▶ [Instructions to follow]: Report each line below that carries the word "screenshot".

Interface dataset entries:

»»

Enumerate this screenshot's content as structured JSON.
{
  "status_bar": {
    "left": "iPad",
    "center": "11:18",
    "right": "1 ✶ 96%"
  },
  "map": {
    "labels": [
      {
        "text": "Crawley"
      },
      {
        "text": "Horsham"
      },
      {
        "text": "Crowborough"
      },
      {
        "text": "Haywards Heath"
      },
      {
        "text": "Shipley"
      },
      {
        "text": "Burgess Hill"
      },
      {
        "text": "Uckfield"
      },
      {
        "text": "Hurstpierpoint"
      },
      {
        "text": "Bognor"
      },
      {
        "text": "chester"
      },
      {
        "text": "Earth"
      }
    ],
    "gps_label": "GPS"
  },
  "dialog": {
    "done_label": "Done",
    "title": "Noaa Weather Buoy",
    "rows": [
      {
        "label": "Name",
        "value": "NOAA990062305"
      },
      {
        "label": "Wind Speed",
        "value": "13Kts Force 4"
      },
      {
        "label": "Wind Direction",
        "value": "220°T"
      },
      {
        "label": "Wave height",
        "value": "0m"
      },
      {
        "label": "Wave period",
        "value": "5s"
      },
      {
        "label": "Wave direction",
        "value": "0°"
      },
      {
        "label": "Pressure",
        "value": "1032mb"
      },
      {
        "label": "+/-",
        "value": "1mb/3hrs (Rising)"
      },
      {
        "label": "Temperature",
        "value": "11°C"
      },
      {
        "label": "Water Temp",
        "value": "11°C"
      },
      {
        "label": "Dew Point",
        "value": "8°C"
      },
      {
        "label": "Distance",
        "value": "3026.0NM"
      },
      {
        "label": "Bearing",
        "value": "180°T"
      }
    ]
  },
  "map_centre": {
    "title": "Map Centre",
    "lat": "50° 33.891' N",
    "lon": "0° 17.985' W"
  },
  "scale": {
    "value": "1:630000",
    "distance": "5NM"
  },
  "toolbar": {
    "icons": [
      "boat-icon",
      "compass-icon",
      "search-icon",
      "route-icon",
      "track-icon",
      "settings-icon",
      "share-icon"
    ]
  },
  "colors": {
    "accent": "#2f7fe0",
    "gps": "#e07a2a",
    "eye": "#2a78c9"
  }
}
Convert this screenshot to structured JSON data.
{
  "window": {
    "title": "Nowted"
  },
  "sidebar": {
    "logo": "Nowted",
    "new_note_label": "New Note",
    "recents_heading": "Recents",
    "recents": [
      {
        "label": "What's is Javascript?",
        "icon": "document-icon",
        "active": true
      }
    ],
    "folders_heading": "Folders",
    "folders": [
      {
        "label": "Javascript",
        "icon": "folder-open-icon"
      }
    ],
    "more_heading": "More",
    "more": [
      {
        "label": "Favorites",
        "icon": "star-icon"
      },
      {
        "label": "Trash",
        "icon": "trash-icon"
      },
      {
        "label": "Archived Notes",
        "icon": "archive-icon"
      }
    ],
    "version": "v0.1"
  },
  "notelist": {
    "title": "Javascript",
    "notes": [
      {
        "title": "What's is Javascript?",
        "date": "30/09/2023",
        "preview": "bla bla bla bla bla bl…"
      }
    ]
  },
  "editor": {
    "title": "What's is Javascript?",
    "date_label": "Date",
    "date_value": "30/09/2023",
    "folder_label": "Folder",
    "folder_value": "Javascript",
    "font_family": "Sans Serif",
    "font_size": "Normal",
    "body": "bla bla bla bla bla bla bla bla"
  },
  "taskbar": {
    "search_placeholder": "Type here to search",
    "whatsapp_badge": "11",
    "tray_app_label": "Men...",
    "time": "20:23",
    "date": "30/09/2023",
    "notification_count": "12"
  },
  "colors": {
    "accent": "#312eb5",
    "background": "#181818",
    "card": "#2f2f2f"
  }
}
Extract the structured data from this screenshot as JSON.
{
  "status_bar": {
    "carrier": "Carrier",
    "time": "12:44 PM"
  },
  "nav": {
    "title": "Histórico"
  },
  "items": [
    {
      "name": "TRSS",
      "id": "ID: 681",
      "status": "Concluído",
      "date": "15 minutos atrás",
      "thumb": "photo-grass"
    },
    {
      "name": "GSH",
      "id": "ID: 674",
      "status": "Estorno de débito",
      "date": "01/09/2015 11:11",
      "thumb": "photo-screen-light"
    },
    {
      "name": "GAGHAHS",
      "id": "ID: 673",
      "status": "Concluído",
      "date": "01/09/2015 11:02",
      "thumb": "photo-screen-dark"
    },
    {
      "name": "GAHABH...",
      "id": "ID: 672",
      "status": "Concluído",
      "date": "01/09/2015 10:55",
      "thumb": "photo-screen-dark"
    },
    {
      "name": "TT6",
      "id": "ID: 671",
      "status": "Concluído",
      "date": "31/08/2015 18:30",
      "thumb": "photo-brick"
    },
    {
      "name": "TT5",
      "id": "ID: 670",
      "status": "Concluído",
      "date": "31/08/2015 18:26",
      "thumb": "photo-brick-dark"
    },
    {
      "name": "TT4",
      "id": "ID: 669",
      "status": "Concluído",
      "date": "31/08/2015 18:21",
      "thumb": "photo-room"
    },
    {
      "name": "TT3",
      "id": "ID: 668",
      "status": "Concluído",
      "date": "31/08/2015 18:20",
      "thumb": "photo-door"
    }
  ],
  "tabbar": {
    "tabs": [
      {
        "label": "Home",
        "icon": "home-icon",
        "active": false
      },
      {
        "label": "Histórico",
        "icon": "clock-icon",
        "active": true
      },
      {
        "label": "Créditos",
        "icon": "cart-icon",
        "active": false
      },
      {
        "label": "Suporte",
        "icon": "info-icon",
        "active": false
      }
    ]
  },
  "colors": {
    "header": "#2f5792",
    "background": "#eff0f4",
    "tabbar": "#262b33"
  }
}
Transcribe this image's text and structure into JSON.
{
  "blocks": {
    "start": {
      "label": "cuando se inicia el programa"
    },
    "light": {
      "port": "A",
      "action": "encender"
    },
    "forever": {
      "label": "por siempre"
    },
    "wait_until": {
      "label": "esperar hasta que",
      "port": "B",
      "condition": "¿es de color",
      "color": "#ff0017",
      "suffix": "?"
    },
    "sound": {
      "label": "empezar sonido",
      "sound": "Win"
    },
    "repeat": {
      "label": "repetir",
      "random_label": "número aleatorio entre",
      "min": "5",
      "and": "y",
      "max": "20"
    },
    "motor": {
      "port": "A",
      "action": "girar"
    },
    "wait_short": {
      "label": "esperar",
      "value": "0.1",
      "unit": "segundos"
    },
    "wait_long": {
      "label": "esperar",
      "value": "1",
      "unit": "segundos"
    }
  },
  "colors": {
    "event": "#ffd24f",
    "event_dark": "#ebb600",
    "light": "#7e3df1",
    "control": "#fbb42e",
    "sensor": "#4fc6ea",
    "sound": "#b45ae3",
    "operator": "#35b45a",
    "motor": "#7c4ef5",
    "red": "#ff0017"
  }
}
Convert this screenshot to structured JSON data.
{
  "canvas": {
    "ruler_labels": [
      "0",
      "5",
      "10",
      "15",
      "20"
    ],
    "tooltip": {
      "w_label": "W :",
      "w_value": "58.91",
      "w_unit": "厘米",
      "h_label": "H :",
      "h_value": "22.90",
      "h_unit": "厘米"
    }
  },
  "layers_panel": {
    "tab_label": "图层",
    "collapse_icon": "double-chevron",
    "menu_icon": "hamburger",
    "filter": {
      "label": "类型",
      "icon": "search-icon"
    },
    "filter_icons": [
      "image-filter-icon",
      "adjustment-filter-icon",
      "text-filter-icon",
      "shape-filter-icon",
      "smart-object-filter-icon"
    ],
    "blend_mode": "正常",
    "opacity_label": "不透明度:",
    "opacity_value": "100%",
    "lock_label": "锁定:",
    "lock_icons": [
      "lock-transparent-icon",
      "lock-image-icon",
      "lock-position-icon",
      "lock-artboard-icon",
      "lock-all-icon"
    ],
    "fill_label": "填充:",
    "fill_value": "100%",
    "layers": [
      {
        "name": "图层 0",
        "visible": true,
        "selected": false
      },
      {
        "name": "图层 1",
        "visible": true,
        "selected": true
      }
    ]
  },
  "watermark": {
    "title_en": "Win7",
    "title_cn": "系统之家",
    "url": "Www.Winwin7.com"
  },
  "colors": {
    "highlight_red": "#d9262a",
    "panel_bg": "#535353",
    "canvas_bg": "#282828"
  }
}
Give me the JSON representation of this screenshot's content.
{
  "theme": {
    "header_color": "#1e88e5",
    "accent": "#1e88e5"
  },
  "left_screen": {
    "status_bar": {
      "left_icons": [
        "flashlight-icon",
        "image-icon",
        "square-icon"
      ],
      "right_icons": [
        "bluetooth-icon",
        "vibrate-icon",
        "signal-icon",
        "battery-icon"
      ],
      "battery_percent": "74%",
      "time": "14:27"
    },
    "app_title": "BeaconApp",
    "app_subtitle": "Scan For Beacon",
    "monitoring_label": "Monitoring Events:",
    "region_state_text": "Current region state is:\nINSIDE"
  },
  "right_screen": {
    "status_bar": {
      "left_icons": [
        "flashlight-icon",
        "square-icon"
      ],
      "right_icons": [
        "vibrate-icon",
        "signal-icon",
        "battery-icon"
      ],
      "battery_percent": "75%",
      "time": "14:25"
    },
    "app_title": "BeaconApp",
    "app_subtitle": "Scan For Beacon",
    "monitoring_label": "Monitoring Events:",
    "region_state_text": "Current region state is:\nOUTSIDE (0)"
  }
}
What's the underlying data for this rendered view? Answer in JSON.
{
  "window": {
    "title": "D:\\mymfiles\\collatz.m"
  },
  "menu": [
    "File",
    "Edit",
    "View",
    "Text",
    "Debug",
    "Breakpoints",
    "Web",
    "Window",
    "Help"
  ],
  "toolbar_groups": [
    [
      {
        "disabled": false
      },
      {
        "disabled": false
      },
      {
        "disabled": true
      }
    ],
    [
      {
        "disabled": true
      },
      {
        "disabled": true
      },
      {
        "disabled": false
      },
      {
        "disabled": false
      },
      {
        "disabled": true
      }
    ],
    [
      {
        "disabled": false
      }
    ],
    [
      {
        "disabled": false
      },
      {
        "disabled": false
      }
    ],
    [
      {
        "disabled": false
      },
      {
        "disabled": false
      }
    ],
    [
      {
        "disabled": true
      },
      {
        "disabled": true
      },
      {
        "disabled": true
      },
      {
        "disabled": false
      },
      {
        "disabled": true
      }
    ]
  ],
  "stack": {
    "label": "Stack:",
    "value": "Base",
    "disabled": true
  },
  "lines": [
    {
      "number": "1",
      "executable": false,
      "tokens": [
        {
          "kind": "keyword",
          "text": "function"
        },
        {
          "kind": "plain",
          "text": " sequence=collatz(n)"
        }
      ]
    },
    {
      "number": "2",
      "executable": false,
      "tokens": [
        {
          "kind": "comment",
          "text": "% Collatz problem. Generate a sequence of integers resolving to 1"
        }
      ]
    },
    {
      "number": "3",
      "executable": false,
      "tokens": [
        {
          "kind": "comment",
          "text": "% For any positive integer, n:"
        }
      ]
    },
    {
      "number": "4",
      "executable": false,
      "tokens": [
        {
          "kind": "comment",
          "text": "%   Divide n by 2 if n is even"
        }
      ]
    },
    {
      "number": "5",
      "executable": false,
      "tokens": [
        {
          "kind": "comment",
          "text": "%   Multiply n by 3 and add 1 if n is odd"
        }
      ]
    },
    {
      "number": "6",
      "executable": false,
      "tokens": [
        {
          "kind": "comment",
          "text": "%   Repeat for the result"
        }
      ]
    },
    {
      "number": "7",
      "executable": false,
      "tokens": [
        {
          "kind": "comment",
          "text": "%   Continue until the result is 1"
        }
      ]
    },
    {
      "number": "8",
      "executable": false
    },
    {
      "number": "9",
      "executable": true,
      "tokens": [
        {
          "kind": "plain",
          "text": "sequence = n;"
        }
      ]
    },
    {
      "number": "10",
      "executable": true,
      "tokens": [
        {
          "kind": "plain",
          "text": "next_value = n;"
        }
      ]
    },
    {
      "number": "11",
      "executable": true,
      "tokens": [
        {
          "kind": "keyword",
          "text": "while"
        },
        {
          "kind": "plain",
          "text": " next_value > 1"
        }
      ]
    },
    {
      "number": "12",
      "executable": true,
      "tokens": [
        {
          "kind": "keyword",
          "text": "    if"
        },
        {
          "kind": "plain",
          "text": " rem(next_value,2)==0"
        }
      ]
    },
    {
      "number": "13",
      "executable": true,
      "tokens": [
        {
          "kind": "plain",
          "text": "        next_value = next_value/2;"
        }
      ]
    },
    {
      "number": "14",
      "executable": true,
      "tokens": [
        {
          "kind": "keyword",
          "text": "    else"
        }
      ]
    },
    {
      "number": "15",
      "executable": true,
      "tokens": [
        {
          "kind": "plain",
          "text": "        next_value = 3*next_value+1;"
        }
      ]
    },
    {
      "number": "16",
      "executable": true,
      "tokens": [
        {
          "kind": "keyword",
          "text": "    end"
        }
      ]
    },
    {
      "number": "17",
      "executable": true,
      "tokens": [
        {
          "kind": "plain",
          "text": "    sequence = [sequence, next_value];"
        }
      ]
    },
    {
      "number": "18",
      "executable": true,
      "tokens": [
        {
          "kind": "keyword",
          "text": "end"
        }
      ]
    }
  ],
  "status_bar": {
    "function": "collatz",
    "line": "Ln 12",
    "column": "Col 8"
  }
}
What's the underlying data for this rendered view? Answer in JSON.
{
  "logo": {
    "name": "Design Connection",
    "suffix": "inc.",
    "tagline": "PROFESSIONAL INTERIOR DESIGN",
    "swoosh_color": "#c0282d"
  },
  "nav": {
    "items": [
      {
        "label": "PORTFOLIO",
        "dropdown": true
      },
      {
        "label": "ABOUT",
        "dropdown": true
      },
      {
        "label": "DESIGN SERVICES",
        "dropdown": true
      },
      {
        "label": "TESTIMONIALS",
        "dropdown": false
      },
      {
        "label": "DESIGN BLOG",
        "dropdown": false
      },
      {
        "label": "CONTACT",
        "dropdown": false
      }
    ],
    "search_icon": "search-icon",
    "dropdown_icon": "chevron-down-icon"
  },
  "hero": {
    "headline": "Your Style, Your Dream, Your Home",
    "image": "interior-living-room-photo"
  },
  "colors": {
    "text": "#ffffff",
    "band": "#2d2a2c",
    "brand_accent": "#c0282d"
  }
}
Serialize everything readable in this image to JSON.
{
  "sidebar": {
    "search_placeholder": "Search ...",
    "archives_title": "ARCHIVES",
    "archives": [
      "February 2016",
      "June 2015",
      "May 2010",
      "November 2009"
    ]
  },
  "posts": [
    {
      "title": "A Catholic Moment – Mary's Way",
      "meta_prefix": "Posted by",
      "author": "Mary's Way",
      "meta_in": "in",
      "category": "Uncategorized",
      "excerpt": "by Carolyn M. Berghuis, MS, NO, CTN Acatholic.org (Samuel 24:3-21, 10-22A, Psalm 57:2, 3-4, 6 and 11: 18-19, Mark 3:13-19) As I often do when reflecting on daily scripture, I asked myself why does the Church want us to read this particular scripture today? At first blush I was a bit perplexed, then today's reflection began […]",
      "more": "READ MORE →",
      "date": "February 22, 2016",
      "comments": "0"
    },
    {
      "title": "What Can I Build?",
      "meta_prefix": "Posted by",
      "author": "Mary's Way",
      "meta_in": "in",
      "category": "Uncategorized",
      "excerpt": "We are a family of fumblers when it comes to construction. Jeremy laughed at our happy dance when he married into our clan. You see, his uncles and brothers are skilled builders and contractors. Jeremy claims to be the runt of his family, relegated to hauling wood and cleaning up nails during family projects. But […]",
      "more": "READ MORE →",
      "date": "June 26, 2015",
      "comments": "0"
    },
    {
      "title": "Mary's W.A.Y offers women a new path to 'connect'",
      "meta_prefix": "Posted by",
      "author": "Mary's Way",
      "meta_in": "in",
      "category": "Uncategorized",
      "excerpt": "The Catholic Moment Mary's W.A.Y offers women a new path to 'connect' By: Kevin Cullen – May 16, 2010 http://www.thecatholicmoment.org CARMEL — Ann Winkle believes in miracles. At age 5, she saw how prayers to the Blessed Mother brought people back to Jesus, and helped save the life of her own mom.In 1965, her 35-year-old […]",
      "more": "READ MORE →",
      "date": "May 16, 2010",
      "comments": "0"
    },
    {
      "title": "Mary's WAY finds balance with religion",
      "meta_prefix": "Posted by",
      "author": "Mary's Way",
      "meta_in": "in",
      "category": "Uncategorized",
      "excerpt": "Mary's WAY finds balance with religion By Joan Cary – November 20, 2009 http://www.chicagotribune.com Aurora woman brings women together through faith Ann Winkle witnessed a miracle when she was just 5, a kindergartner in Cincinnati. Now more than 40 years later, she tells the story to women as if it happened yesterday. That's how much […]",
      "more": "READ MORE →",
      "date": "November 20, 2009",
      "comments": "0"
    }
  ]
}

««

▶ [Solved exercise]:
Enumerate this screenshot's content as structured JSON.
Convert this screenshot to structured JSON data.
Extract the structured data from this screenshot as JSON.
Convert this screenshot to structured JSON data.
Give me the JSON representation of this screenshot's content.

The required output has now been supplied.